Taste of Africa

Africans & African Descendants Friendship Club of St. Albert

Saturday, Feb. 29, from 4 p.m. to 7:30 p.m.

Arden Theatre

5 St. Anne Street

Tickets: Advance: $10/adults, $5/children 12 and under. Door: $15/adults and $10/schildren. Tickets at or 780-850-0978

Far from being the Dark Continent, Africa is the polar opposite – an exciting continent with a dynamic arts and cultural scene.

Its art, food, music, dances, languages and traditional practices are special, diverse and distinctive. To take part in a celebration is a way to share Africa’s beauty and learn about it.

For Africans & African Descendants Friendship Club of St. Albert, sharing the beauty of their culture is part of building community. African nations and tribes traditionally used festivals and cultural gatherings as a way of bonding and solidifying ties.

As a celebration of Black History Month, and a way to tell their stories, Taste of Africa is coming to the Arden Theatre on Saturday, Feb. 29.

“We as people of African descent living in St. Albert seek ways to promote our cultural assets. We see St. Albert as home, and since we live here, we would like St. Albert to see something new about our culture through our eyes,” said Helen Agbonison, founder/president of the friendship club.

The cultural event is a mix of old and new, respecting the continent’s vibrant traditions while embracing Canada’s western culture.

Taste of Africa features dance, storytelling, drumming, poetry, singing, armchair travel and a fashion parade in the Arden Theatre. Immediately following the entertainment is a rich food tasting bash with delicacies from different parts of Africa and the Caribbean.

Opening the ceremony is actor Jesse Lipscombe and club member Owen Fregene. The first act the duo introduces is a Welcome Dance performed by children.

Tanzanian author, dramatist and storyteller Tololwa Mollel succeeds them with a telling of Anthem of Life, a sample of Zulu-inspired work. The condensed theatrical storytelling piece is backed with colourful slides.

Girls Got Moves dance team shakes it out with vibrant, energetic modern African moves, while Lenore Mitchell takes it down a notch with an armchair travel presentation from five countries.

Fashionistas will glam on to a dress parade from various countries and tribes including Senegal, Cameroon, Nigeria, Tanzania and Zimbabwe.

Ethiopian/Caribbean poet Celine Caruso Dixon plans to read excerpts from her Poseidon Series while St. Albert vocalist Cyra Paddon showcases her powerful voice singing Sam Cooke’s A Change Is Gonna Come.

“Cyra is such a soulful singer and young people enjoy her," Agbonison said.

Dance is extremely important in all African cultures and La Connexional invites the audience on stage to learn a grooving Afro-Latino dance even as Trincan Steel Orchestra concludes the entertainment with light-hearted, sunny music from Trinidad-Tobago.

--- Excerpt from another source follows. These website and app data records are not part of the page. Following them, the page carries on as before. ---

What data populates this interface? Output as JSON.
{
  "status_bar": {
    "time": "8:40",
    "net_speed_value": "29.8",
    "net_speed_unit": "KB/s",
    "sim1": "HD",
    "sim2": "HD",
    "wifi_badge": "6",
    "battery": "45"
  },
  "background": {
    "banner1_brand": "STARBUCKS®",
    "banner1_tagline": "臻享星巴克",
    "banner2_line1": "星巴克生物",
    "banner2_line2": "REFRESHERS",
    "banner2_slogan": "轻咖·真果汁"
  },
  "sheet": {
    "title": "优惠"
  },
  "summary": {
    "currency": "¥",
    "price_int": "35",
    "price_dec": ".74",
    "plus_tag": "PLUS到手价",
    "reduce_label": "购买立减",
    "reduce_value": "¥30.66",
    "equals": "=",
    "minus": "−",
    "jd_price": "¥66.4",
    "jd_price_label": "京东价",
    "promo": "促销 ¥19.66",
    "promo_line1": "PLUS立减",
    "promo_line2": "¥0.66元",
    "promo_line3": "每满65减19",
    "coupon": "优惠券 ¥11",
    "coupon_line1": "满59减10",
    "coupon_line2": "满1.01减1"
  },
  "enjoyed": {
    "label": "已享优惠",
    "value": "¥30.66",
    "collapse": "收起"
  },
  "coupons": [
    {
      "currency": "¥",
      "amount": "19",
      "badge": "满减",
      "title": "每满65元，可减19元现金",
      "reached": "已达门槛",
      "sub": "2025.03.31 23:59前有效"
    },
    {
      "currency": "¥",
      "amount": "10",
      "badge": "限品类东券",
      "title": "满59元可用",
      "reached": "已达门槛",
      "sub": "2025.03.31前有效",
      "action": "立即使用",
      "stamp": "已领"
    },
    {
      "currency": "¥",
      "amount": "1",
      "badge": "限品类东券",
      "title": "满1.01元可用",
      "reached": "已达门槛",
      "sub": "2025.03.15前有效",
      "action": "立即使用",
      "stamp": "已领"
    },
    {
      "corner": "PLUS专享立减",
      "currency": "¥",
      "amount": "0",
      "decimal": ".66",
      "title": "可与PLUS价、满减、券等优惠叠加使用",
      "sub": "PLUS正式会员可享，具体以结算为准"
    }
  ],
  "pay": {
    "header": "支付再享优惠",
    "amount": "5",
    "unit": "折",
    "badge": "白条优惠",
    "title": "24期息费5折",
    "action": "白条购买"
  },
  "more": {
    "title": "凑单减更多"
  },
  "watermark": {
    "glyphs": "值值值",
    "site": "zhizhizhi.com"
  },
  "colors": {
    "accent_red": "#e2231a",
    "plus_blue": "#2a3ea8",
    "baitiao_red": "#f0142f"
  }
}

Afterwards all guests are invited to sample a variety of snacks, main dishes and drinks from African and the Caribbean in Progress Hall. Check out the jollof rice, moi moi (steamed black eyed peas pudding), chicken kebabs, curry potatoes or Trinidadian roti.

In closing, Agbonison noted: “This event will help us project ourselves in the community as people that have something to give.”

Tickets are $5 to $10 at